== Activity ==
The lines needed are those below that contain the word "this"; copy each one.

== Component data from apps and pages ==
---------------

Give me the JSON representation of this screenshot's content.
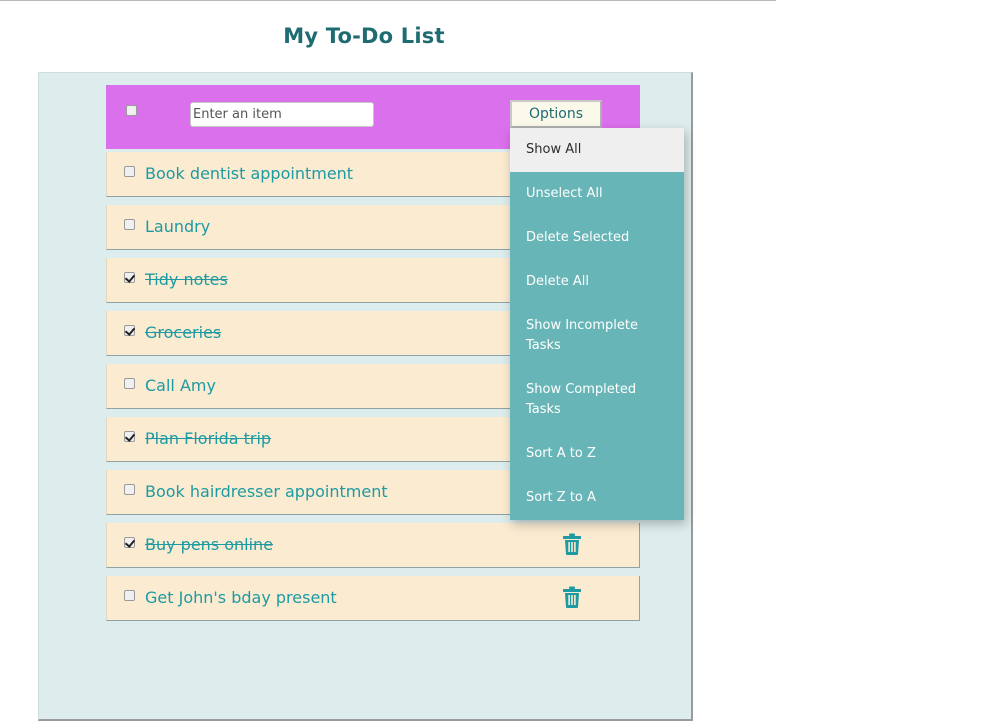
{
  "page": {
    "title": "My To-Do List"
  },
  "header": {
    "input_placeholder": "Enter an item",
    "options_label": "Options"
  },
  "todos": [
    {
      "text": "Book dentist appointment",
      "done": false
    },
    {
      "text": "Laundry",
      "done": false
    },
    {
      "text": "Tidy notes",
      "done": true
    },
    {
      "text": "Groceries",
      "done": true
    },
    {
      "text": "Call Amy",
      "done": false
    },
    {
      "text": "Plan Florida trip",
      "done": true
    },
    {
      "text": "Book hairdresser appointment",
      "done": false
    },
    {
      "text": "Buy pens online",
      "done": true
    },
    {
      "text": "Get John's bday present",
      "done": false
    }
  ],
  "options_menu": {
    "items": [
      {
        "label": "Show All",
        "active": true
      },
      {
        "label": "Unselect All",
        "active": false
      },
      {
        "label": "Delete Selected",
        "active": false
      },
      {
        "label": "Delete All",
        "active": false
      },
      {
        "label": "Show Incomplete Tasks",
        "active": false
      },
      {
        "label": "Show Completed Tasks",
        "active": false
      },
      {
        "label": "Sort A to Z",
        "active": false
      },
      {
        "label": "Sort Z to A",
        "active": false
      }
    ]
  },
  "icons": {
    "row_delete": "trash-icon"
  },
  "colors": {
    "title": "#1e6b72",
    "header_bar": "#db70ec",
    "board_background": "#ddecec",
    "row_background": "#faebd1",
    "task_text": "#1d9aa2",
    "menu_background": "#68b5b7",
    "menu_active": "#efefef",
    "trash": "#1d9aa2"
  }
}
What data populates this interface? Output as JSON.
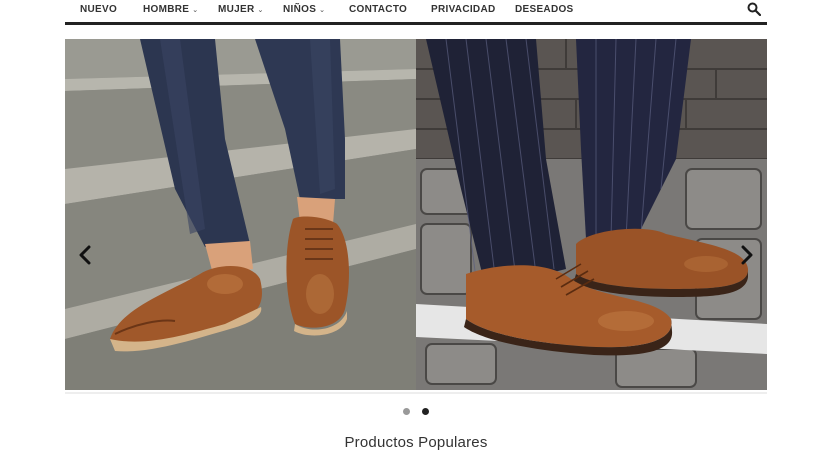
{
  "nav": {
    "items": [
      {
        "label": "NUEVO",
        "has_dropdown": false
      },
      {
        "label": "HOMBRE",
        "has_dropdown": true
      },
      {
        "label": "MUJER",
        "has_dropdown": true
      },
      {
        "label": "NIÑOS",
        "has_dropdown": true
      },
      {
        "label": "CONTACTO",
        "has_dropdown": false
      },
      {
        "label": "PRIVACIDAD",
        "has_dropdown": false
      },
      {
        "label": "DESEADOS",
        "has_dropdown": false
      }
    ],
    "search_icon": "search-icon",
    "dropdown_icon": "chevron-down-icon"
  },
  "slider": {
    "prev_icon": "chevron-left-icon",
    "next_icon": "chevron-right-icon",
    "slides": [
      "slide-1",
      "slide-2"
    ],
    "active_index": 1
  },
  "colors": {
    "nav_border": "#222222",
    "dot_inactive": "#999999",
    "dot_active": "#222222",
    "leather": "#a0582a"
  },
  "section": {
    "title": "Productos Populares"
  }
}
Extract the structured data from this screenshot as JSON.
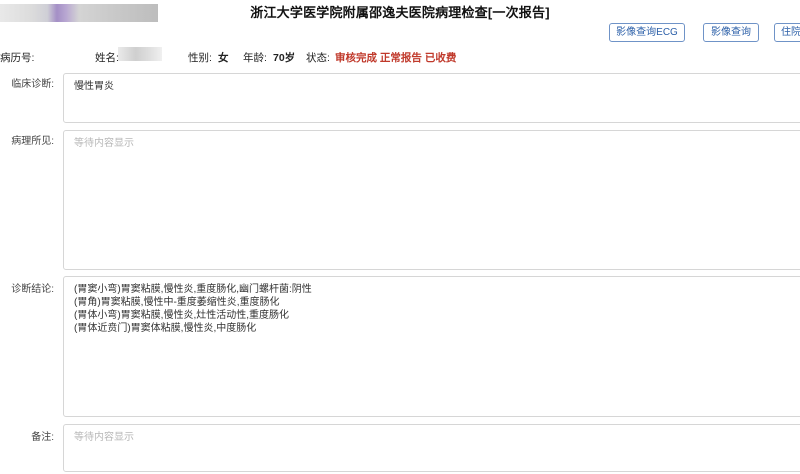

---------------

== Result ==
Give me the JSON representation of this screenshot's content.
What data populates this interface? Output as JSON.
Extract the structured data from this screenshot as JSON.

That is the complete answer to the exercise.